▸ Task goal
Reproduce all records below exactly.

[App and web page records]
──────

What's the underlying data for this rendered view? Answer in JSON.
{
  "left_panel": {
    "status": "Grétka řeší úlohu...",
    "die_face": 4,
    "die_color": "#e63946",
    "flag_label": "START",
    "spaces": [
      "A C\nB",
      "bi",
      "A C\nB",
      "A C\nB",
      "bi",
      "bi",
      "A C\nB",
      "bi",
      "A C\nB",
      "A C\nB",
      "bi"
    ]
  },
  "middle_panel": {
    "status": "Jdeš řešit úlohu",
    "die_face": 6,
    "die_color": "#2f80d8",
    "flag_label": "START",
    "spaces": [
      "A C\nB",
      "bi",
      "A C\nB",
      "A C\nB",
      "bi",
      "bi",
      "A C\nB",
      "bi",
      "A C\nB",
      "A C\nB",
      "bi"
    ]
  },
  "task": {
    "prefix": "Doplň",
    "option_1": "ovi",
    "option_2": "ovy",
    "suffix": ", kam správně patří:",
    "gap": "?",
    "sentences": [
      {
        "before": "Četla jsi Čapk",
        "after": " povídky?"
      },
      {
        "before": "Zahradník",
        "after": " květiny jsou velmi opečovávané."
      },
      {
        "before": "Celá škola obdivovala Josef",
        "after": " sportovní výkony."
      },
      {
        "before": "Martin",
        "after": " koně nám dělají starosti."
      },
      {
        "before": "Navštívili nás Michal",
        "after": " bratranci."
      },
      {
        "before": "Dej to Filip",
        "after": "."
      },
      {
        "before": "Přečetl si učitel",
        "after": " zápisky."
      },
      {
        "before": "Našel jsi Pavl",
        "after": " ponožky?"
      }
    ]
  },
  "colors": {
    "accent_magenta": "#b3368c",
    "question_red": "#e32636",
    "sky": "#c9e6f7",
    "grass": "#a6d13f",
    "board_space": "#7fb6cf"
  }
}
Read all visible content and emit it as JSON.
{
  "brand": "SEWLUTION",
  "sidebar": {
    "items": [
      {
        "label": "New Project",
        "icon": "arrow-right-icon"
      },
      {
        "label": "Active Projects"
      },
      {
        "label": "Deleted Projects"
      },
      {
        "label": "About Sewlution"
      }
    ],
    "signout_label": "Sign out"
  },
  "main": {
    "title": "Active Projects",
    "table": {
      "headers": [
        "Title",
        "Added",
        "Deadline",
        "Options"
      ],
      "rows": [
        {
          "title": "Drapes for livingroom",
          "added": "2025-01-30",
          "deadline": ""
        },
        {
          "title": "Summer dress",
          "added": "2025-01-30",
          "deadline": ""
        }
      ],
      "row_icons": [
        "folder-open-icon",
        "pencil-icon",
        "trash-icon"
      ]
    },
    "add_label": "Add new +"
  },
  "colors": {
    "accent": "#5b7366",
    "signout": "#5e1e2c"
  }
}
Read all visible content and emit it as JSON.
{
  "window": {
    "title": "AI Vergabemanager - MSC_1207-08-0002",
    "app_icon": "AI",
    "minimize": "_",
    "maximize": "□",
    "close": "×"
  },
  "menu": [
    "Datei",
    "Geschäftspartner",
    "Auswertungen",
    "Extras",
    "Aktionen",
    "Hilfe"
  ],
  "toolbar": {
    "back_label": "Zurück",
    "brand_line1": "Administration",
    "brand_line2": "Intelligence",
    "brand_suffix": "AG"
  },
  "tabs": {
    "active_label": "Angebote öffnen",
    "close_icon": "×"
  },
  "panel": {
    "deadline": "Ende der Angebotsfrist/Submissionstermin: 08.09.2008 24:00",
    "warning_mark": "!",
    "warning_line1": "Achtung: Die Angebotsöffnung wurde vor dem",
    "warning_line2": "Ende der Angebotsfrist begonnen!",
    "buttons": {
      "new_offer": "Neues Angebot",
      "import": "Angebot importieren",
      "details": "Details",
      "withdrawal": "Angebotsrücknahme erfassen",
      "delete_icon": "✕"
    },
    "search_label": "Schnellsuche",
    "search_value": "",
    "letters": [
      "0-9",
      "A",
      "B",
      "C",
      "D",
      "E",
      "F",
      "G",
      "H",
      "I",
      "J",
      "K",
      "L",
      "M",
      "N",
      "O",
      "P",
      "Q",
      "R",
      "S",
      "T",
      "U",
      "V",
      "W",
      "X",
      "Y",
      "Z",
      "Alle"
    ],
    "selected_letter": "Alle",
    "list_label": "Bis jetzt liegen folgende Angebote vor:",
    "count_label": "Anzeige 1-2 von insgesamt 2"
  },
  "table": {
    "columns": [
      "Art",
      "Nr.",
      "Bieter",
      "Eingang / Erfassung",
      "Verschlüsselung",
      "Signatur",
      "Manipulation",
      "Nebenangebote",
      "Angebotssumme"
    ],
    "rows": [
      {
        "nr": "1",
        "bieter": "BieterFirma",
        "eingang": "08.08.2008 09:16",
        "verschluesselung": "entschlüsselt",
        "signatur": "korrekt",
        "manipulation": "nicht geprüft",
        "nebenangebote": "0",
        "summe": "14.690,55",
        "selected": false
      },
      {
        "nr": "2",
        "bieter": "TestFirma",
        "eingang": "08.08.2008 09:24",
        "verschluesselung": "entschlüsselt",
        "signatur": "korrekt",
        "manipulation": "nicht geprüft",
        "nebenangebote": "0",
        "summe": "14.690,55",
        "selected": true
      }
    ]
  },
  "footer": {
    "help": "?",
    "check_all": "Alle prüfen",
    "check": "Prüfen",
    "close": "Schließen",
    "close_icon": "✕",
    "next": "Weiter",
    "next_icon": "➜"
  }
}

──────

▸ Reply to the exercise
What's the underlying data for this rendered view? Answer in JSON.
{
  "left_panel": {
    "status": "Grétka řeší úlohu...",
    "die_face": 4,
    "die_color": "#e63946",
    "flag_label": "START",
    "spaces": [
      "A C\nB",
      "bi",
      "A C\nB",
      "A C\nB",
      "bi",
      "bi",
      "A C\nB",
      "bi",
      "A C\nB",
      "A C\nB",
      "bi"
    ]
  },
  "middle_panel": {
    "status": "Jdeš řešit úlohu",
    "die_face": 6,
    "die_color": "#2f80d8",
    "flag_label": "START",
    "spaces": [
      "A C\nB",
      "bi",
      "A C\nB",
      "A C\nB",
      "bi",
      "bi",
      "A C\nB",
      "bi",
      "A C\nB",
      "A C\nB",
      "bi"
    ]
  },
  "task": {
    "prefix": "Doplň",
    "option_1": "ovi",
    "option_2": "ovy",
    "suffix": ", kam správně patří:",
    "gap": "?",
    "sentences": [
      {
        "before": "Četla jsi Čapk",
        "after": " povídky?"
      },
      {
        "before": "Zahradník",
        "after": " květiny jsou velmi opečovávané."
      },
      {
        "before": "Celá škola obdivovala Josef",
        "after": " sportovní výkony."
      },
      {
        "before": "Martin",
        "after": " koně nám dělají starosti."
      },
      {
        "before": "Navštívili nás Michal",
        "after": " bratranci."
      },
      {
        "before": "Dej to Filip",
        "after": "."
      },
      {
        "before": "Přečetl si učitel",
        "after": " zápisky."
      },
      {
        "before": "Našel jsi Pavl",
        "after": " ponožky?"
      }
    ]
  },
  "colors": {
    "accent_magenta": "#b3368c",
    "question_red": "#e32636",
    "sky": "#c9e6f7",
    "grass": "#a6d13f",
    "board_space": "#7fb6cf"
  }
}
Read all visible content and emit it as JSON.
{
  "brand": "SEWLUTION",
  "sidebar": {
    "items": [
      {
        "label": "New Project",
        "icon": "arrow-right-icon"
      },
      {
        "label": "Active Projects"
      },
      {
        "label": "Deleted Projects"
      },
      {
        "label": "About Sewlution"
      }
    ],
    "signout_label": "Sign out"
  },
  "main": {
    "title": "Active Projects",
    "table": {
      "headers": [
        "Title",
        "Added",
        "Deadline",
        "Options"
      ],
      "rows": [
        {
          "title": "Drapes for livingroom",
          "added": "2025-01-30",
          "deadline": ""
        },
        {
          "title": "Summer dress",
          "added": "2025-01-30",
          "deadline": ""
        }
      ],
      "row_icons": [
        "folder-open-icon",
        "pencil-icon",
        "trash-icon"
      ]
    },
    "add_label": "Add new +"
  },
  "colors": {
    "accent": "#5b7366",
    "signout": "#5e1e2c"
  }
}
Read all visible content and emit it as JSON.
{
  "window": {
    "title": "AI Vergabemanager - MSC_1207-08-0002",
    "app_icon": "AI",
    "minimize": "_",
    "maximize": "□",
    "close": "×"
  },
  "menu": [
    "Datei",
    "Geschäftspartner",
    "Auswertungen",
    "Extras",
    "Aktionen",
    "Hilfe"
  ],
  "toolbar": {
    "back_label": "Zurück",
    "brand_line1": "Administration",
    "brand_line2": "Intelligence",
    "brand_suffix": "AG"
  },
  "tabs": {
    "active_label": "Angebote öffnen",
    "close_icon": "×"
  },
  "panel": {
    "deadline": "Ende der Angebotsfrist/Submissionstermin: 08.09.2008 24:00",
    "warning_mark": "!",
    "warning_line1": "Achtung: Die Angebotsöffnung wurde vor dem",
    "warning_line2": "Ende der Angebotsfrist begonnen!",
    "buttons": {
      "new_offer": "Neues Angebot",
      "import": "Angebot importieren",
      "details": "Details",
      "withdrawal": "Angebotsrücknahme erfassen",
      "delete_icon": "✕"
    },
    "search_label": "Schnellsuche",
    "search_value": "",
    "letters": [
      "0-9",
      "A",
      "B",
      "C",
      "D",
      "E",
      "F",
      "G",
      "H",
      "I",
      "J",
      "K",
      "L",
      "M",
      "N",
      "O",
      "P",
      "Q",
      "R",
      "S",
      "T",
      "U",
      "V",
      "W",
      "X",
      "Y",
      "Z",
      "Alle"
    ],
    "selected_letter": "Alle",
    "list_label": "Bis jetzt liegen folgende Angebote vor:",
    "count_label": "Anzeige 1-2 von insgesamt 2"
  },
  "table": {
    "columns": [
      "Art",
      "Nr.",
      "Bieter",
      "Eingang / Erfassung",
      "Verschlüsselung",
      "Signatur",
      "Manipulation",
      "Nebenangebote",
      "Angebotssumme"
    ],
    "rows": [
      {
        "nr": "1",
        "bieter": "BieterFirma",
        "eingang": "08.08.2008 09:16",
        "verschluesselung": "entschlüsselt",
        "signatur": "korrekt",
        "manipulation": "nicht geprüft",
        "nebenangebote": "0",
        "summe": "14.690,55",
        "selected": false
      },
      {
        "nr": "2",
        "bieter": "TestFirma",
        "eingang": "08.08.2008 09:24",
        "verschluesselung": "entschlüsselt",
        "signatur": "korrekt",
        "manipulation": "nicht geprüft",
        "nebenangebote": "0",
        "summe": "14.690,55",
        "selected": true
      }
    ]
  },
  "footer": {
    "help": "?",
    "check_all": "Alle prüfen",
    "check": "Prüfen",
    "close": "Schließen",
    "close_icon": "✕",
    "next": "Weiter",
    "next_icon": "➜"
  }
}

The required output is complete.